The Supreme Court properly concluded that the petitioner failed to meet its burden of proving that an insurance policy endorsement dated October 21, 2005, which purportedly reduced the limits applicable to the uninsured/underinsured motorist endorsement of the relevant policy to the sums of $25,000 per person and $50,000 per accident, was properly mailed to the policy holder prior to the date of the subject accident. The underwriter who testified at the hearing failed to offer “evidence of an office [procedure] geared to insure the likelihood that [the endorsements are] always properly addressed and mailed” (Federal Ins. Co. v Kimbrough, 116 AD2d 692, 692; see Nassau Ins. Co. v Murray, 46 NY2d 828, 829-830; Matter of Transcontinental Ins. Co. v Gibbs, 34 AD3d 488; New York & Presbyt. Hosp. v Allstate Ins. Co., 29 AD3d 547; Lumbermens Mut. Cas. Co. v Gamble, 250 AD2d 540; Matter of Allstate Ins. Co. v Ramirez, 208 AD2d 828, 830; Sea Ins. Co. v Kopsky, 137 AD2d 804; Anzalone v State Farm Mut. Ins. Co., 92 AD2d 238; cf. Kaufmann v Leatherstocking Coop. Ins. Co., 52 AD3d 1010, 1012; Morales v Yaghoobian, 13 AD3d 424, 425; Matter of Metlife Auto & Home v Pennella, 10 AD3d 726).
Compare with Eagle Chiropractic, P.C. v Chubb Indem. Ins. Co., 19 Misc 3d 129(A) (App. Term, 2nd, 2008):

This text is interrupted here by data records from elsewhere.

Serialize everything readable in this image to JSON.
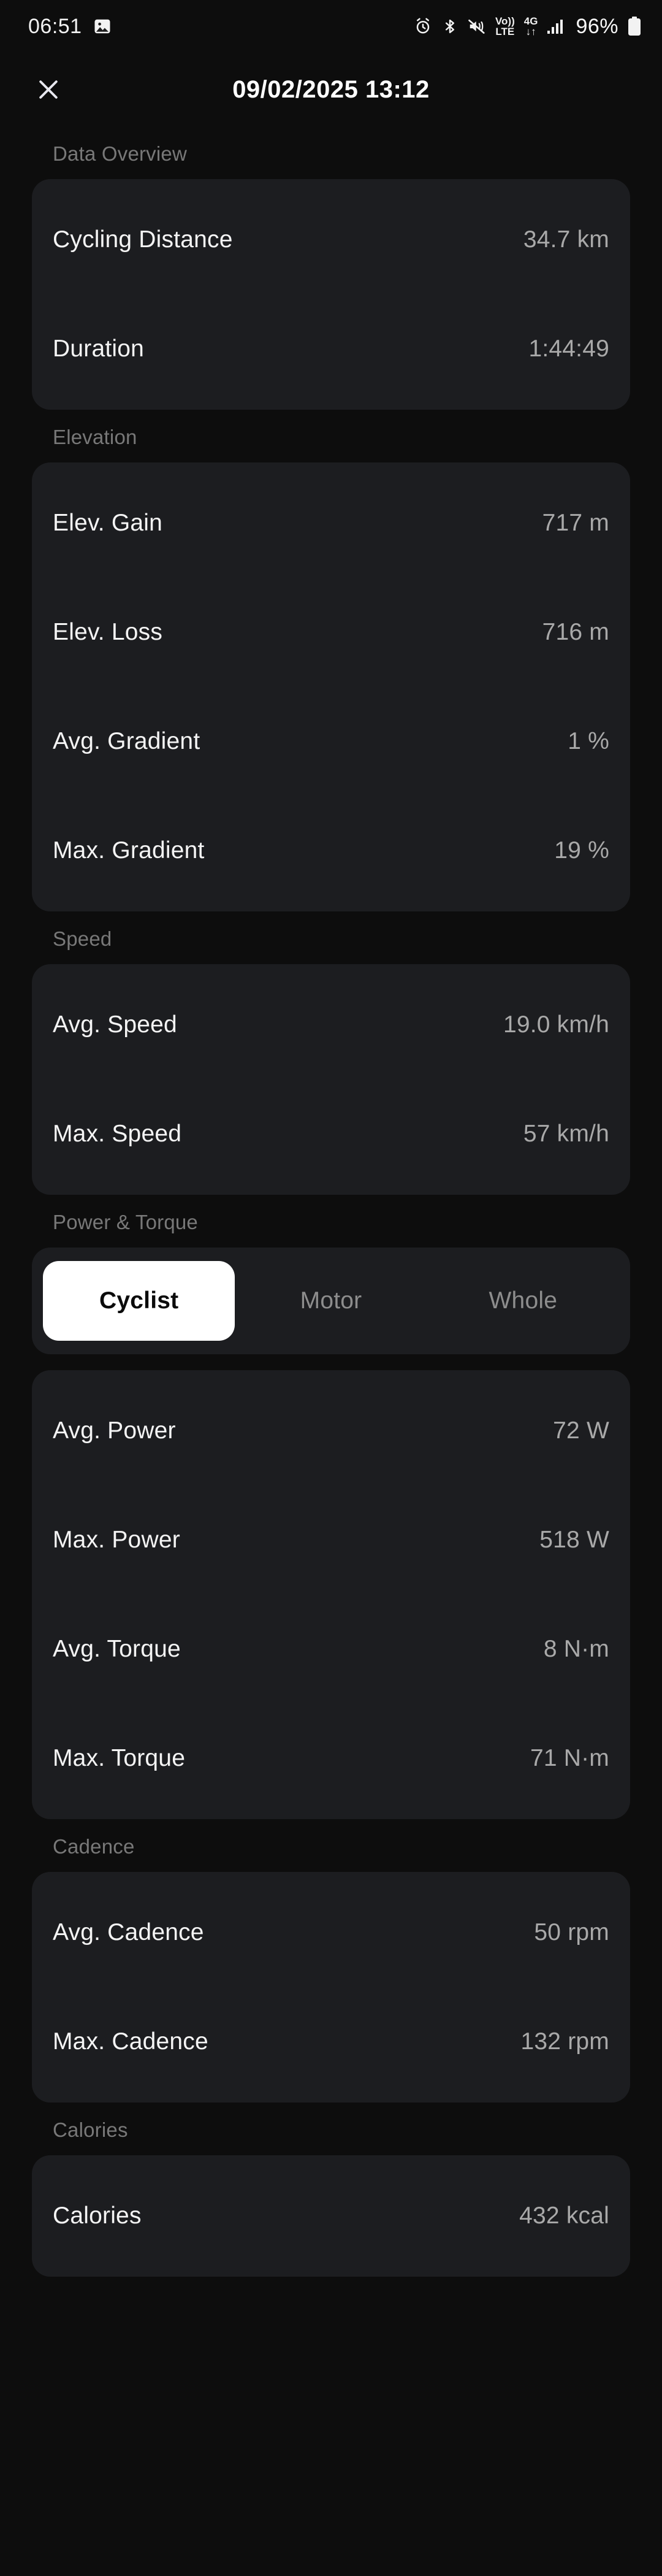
{
  "status_bar": {
    "clock": "06:51",
    "battery_percent": "96%",
    "volte_top": "Vo))",
    "volte_bottom": "LTE",
    "network_top": "4G",
    "network_bottom": "↓↑",
    "icons": [
      "screenshot-icon",
      "alarm-icon",
      "bluetooth-icon",
      "mute-icon",
      "volte-icon",
      "network-4g-icon",
      "signal-icon",
      "battery-icon"
    ]
  },
  "header": {
    "title": "09/02/2025 13:12",
    "close_label": "✕"
  },
  "sections": {
    "data_overview": {
      "title": "Data Overview",
      "rows": [
        {
          "label": "Cycling Distance",
          "value": "34.7 km"
        },
        {
          "label": "Duration",
          "value": "1:44:49"
        }
      ]
    },
    "elevation": {
      "title": "Elevation",
      "rows": [
        {
          "label": "Elev. Gain",
          "value": "717 m"
        },
        {
          "label": "Elev. Loss",
          "value": "716 m"
        },
        {
          "label": "Avg. Gradient",
          "value": "1 %"
        },
        {
          "label": "Max. Gradient",
          "value": "19 %"
        }
      ]
    },
    "speed": {
      "title": "Speed",
      "rows": [
        {
          "label": "Avg. Speed",
          "value": "19.0 km/h"
        },
        {
          "label": "Max. Speed",
          "value": "57 km/h"
        }
      ]
    },
    "power_torque": {
      "title": "Power & Torque",
      "tabs": [
        {
          "label": "Cyclist",
          "active": true
        },
        {
          "label": "Motor",
          "active": false
        },
        {
          "label": "Whole",
          "active": false
        }
      ],
      "rows": [
        {
          "label": "Avg. Power",
          "value": "72 W"
        },
        {
          "label": "Max. Power",
          "value": "518 W"
        },
        {
          "label": "Avg. Torque",
          "value": "8 N·m"
        },
        {
          "label": "Max. Torque",
          "value": "71 N·m"
        }
      ]
    },
    "cadence": {
      "title": "Cadence",
      "rows": [
        {
          "label": "Avg. Cadence",
          "value": "50 rpm"
        },
        {
          "label": "Max. Cadence",
          "value": "132 rpm"
        }
      ]
    },
    "calories": {
      "title": "Calories",
      "rows": [
        {
          "label": "Calories",
          "value": "432 kcal"
        }
      ]
    }
  },
  "colors": {
    "page_background": "#0d0d0d",
    "card_background": "#1c1d20",
    "label_text": "#f4f4f4",
    "value_text": "#a9a9a9",
    "section_title": "#787878",
    "active_tab_background": "#ffffff",
    "active_tab_text": "#0b0b0b",
    "inactive_tab_text": "#8d8d8d"
  }
}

Since an automobile insurance policy which contained the prior version of the Endorsement would have expired no later than in April 2003 (see Insurance Law § 3425 ), the automobile insurance policy applicable to the claims at issue in the instant case was required to contain the current Endorsement which sets forth the 45-day time limit for the submission of claims (Insurance Department Regulations [11 NYCRR] § 65-1.1 [b]; see S & M Supply v State Farm Mut. Auto. Ins. Co., 4 Misc 3d 130[A], 2004 NY Slip Op 50693[U] [App Term, 9th & 10th Jud Dists 2004], supra) and defendant need not prove that the instant automobile insurance policy contained such Endorsement.
and with Eagle Surgical Supply, Inc. v Progressive Cas. Ins. Co., 21 Misc 3d 49 (App. Term, 2nd, 2008):
A review of the record indicates that defendant demonstrated that the insurance policy in effect when the EUOs were sought contained an endorsement authorizing such verification (cf. Capio Med., P.C. v Progressive Cas. Ins. Co., 7 Misc 3d 129[A], 2005 NY Slip Op 50526[U] [App Term, 2d & 11th Jud Dists 2005]; Star Med. Servs. P.C. v Eagle Ins. Co., 6 Misc 3d 56 [App Term, 2d & 11th Jud Dists 2004]).
and with SZ Med. P.C. v State Farm Mut. Auto. Ins. Co., 9 Misc 3d 139(A) (App. Term, 1st, 2005):
Although plaintiffs’ claims were submitted after the April 5, 2002 effective date of the revised insurance regulations, the provisions of said regulations are not applicable to claims until new or renewed policies containing the revised endorsement are issued (see Elite Psychological Services, P.C. v Trumball Ins. Co., 2005 NY Slip Op 51427U [App Term 1st Dept]); Star Medical Services, P.C. v Eagle Insurance Company, 6 Misc 3d 56 ). Consequently, absent a showing that the subject policy contained a no-fault endorsement permitting EUOs, defendant cannot rely on the revised regulations to argue that plaintiffs vitiated coverage by failing to comply with a condition precedent.